Last Saturday was Washington State University’s spring commencement. As a member of the WSU Trumpet Ensemble I have the opportunity of performing for all three commencement ceremonies. Sometimes, as the date of the gig approaches I tell myself that I will just skip it this year. The performance only takes 10 trumpet players and we usually have enough people interested in playing that I could probably give up my spot if I wanted to. The gig itself is a long 10+ hour day with a lot of playing, and it doesn’t pay very much. So usually by the end, you are tired and your lips feel like they are ready to fall off. However, despite all this, I always end up signing up and playing with the group, year after year. This year I think I finally realized one of the main reasons I do it.
During the ceremony, when it comes time to read the names of each of the graduates and present them with their diplomas, the trumpet ensemble moves away from the rest of the concert band and plays fanfares to announce the different categories of students (PhDs, masters, undergraduate). As we stand off to the side, waiting in between each fanfare, we are able to watch the overhead monitors and see each student as their names are read. Then after the last fanfare we can finish watching the undergraduates from our position back within the band.
Every year I get excited when the announcer reads the name of one of the student employees graduating from our office. Many of them have worked with my unit for two or even three years. As such, they all leave their mark on the organization and I have had the opportunity to see them grow, both professionally and personally during their college experience. It is an honor to be even a small part of that process.

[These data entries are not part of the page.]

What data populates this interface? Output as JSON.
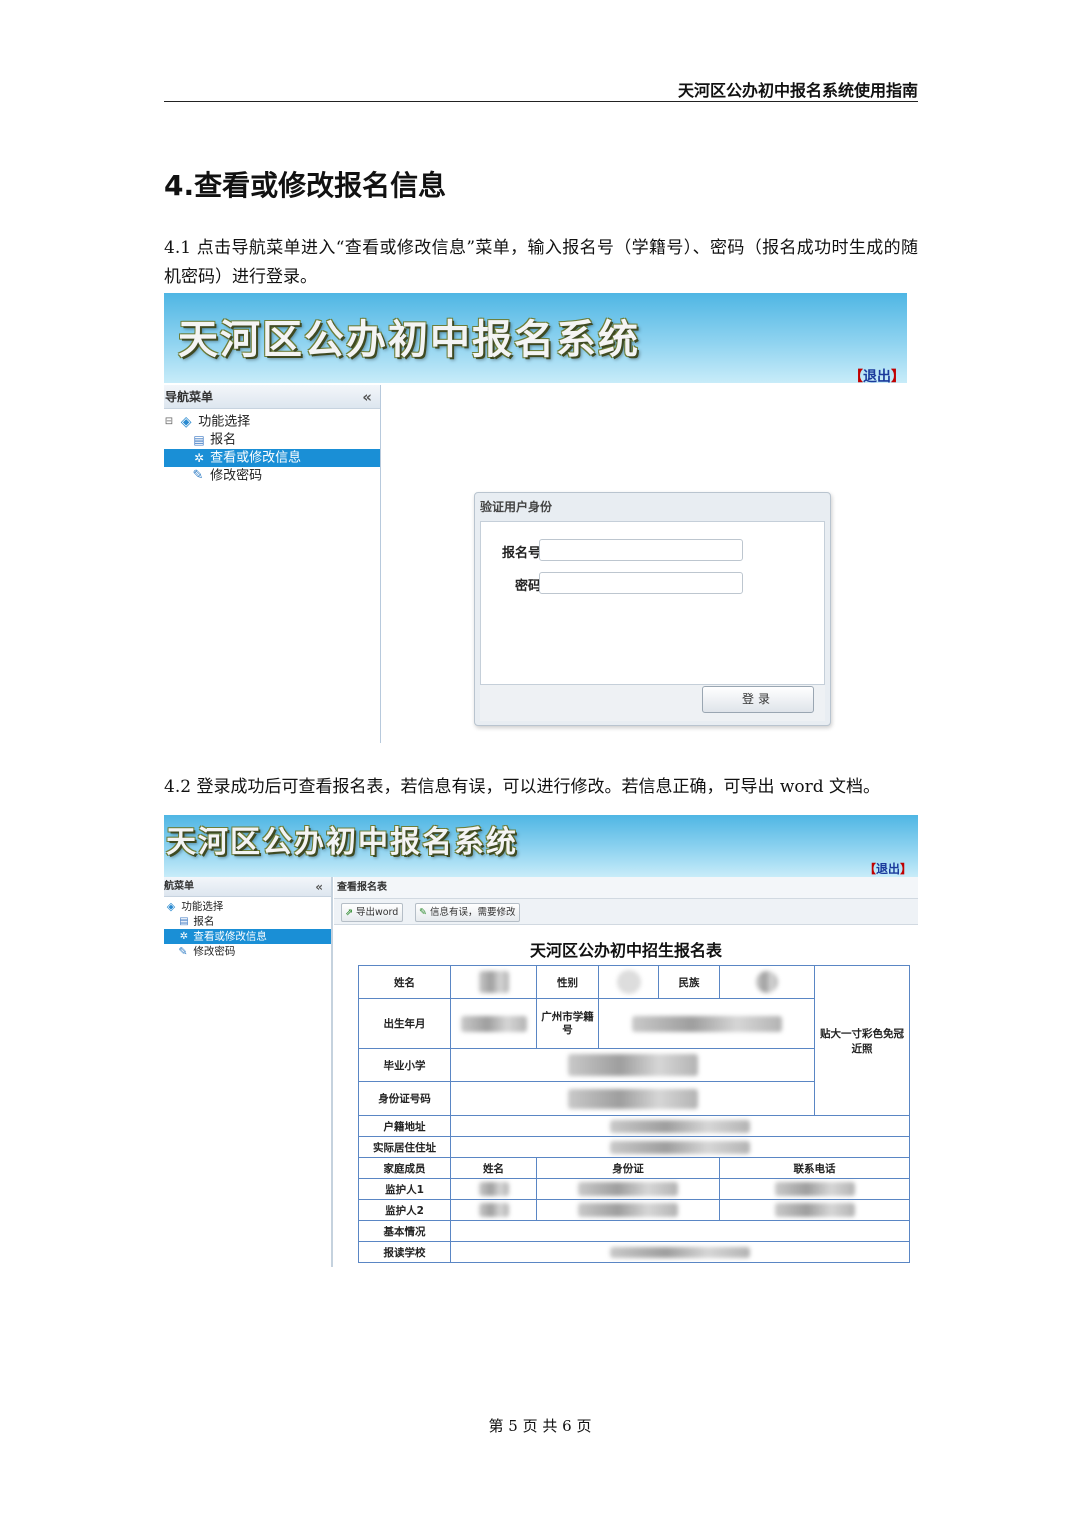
{
  "header": {
    "doc_title": "天河区公办初中报名系统使用指南"
  },
  "section": {
    "title": "4.查看或修改报名信息",
    "p1": "4.1 点击导航菜单进入“查看或修改信息”菜单，输入报名号（学籍号）、密码（报名成功时生成的随机密码）进行登录。",
    "p2": "4.2 登录成功后可查看报名表，若信息有误，可以进行修改。若信息正确，可导出 word 文档。"
  },
  "shot1": {
    "system_title": "天河区公办初中报名系统",
    "logout": "退出",
    "nav_title": "导航菜单",
    "collapse": "«",
    "tree": {
      "root": "功能选择",
      "items": [
        "报名",
        "查看或修改信息",
        "修改密码"
      ],
      "selected_index": 1
    },
    "login": {
      "title": "验证用户身份",
      "reg_no_label": "报名号",
      "password_label": "密码",
      "reg_no_value": "",
      "password_value": "",
      "submit": "登录"
    }
  },
  "shot2": {
    "system_title": "天河区公办初中报名系统",
    "logout": "退出",
    "nav_title": "航菜单",
    "collapse": "«",
    "tree": {
      "root": "功能选择",
      "items": [
        "报名",
        "查看或修改信息",
        "修改密码"
      ],
      "selected_index": 1
    },
    "panel_title": "查看报名表",
    "toolbar": {
      "export": "导出word",
      "edit": "信息有误，需要修改"
    },
    "form_title": "天河区公办初中招生报名表",
    "table": {
      "name": "姓名",
      "gender": "性别",
      "ethnicity": "民族",
      "birth": "出生年月",
      "student_no": "广州市学籍号",
      "photo": "贴大一寸彩色免冠近照",
      "primary_school": "毕业小学",
      "id_no": "身份证号码",
      "hukou": "户籍地址",
      "residence": "实际居住住址",
      "family": "家庭成员",
      "col_name": "姓名",
      "col_id": "身份证",
      "col_phone": "联系电话",
      "guardian1": "监护人1",
      "guardian2": "监护人2",
      "basic": "基本情况",
      "school": "报读学校"
    }
  },
  "footer": {
    "page": "第 5 页 共 6 页"
  }
}
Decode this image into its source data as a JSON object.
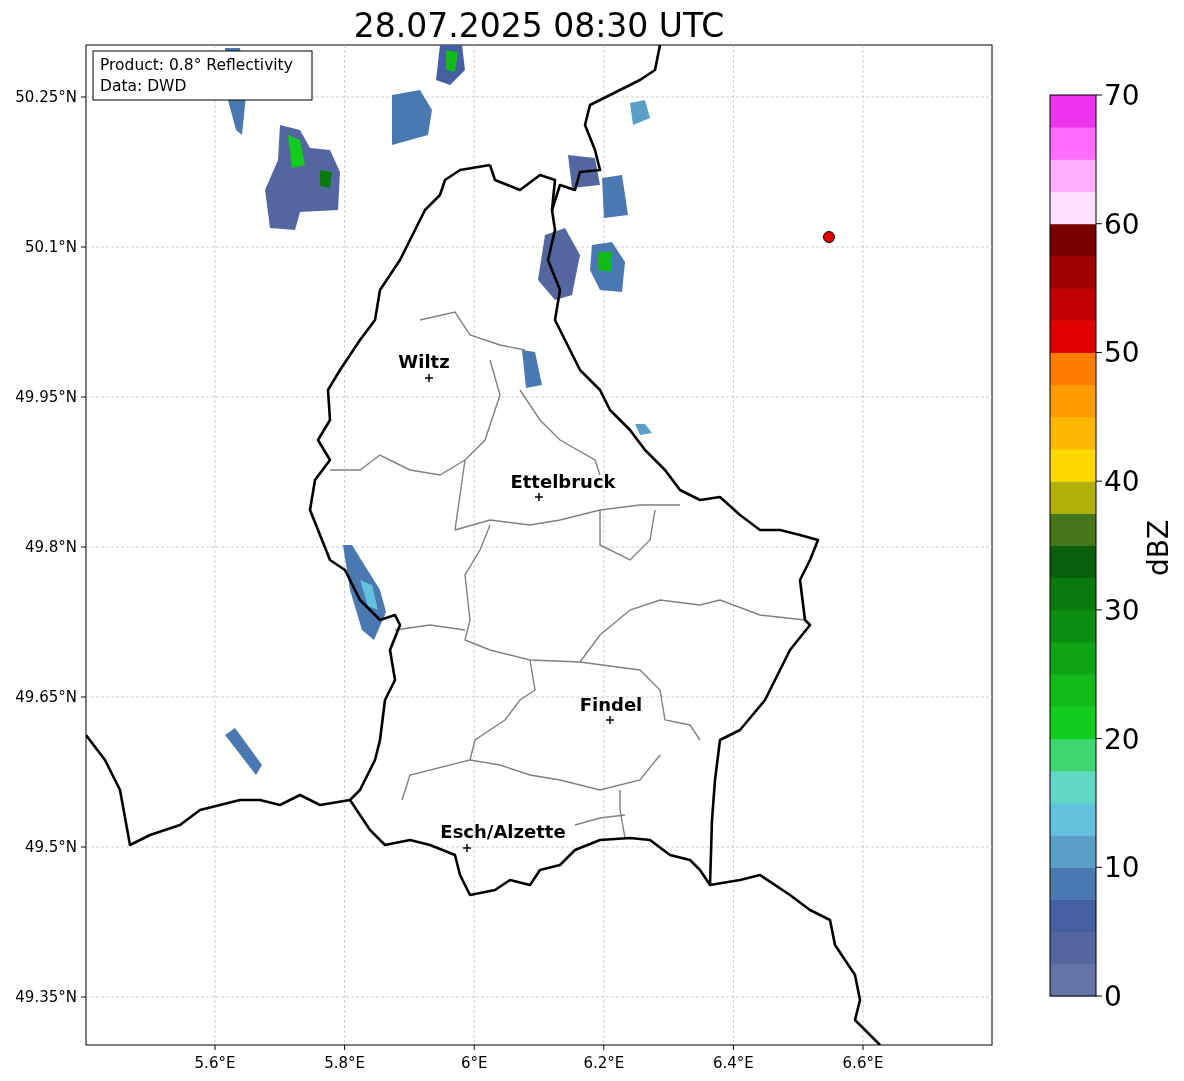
{
  "title": "28.07.2025 08:30 UTC",
  "legend": {
    "lines": [
      "Product: 0.8° Reflectivity",
      "Data: DWD"
    ]
  },
  "map": {
    "y_ticks": [
      "50.25°N",
      "50.1°N",
      "49.95°N",
      "49.8°N",
      "49.65°N",
      "49.5°N",
      "49.35°N"
    ],
    "x_ticks": [
      "5.6°E",
      "5.8°E",
      "6°E",
      "6.2°E",
      "6.4°E",
      "6.6°E"
    ],
    "cities": [
      {
        "name": "Wiltz"
      },
      {
        "name": "Ettelbruck"
      },
      {
        "name": "Findel"
      },
      {
        "name": "Esch/Alzette"
      }
    ]
  },
  "colorbar": {
    "ticks": [
      "70",
      "60",
      "50",
      "40",
      "30",
      "20",
      "10",
      "0"
    ],
    "label": "dBZ"
  }
}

So year after year, this is one of the main reasons I play for commencement. Because, year after year, I get the chance to cheer them on as they take their final steps as college students and walk out that door to accomplish so many great things. It is the perfect reminder about the best part of working in higher ed, which is the students themselves.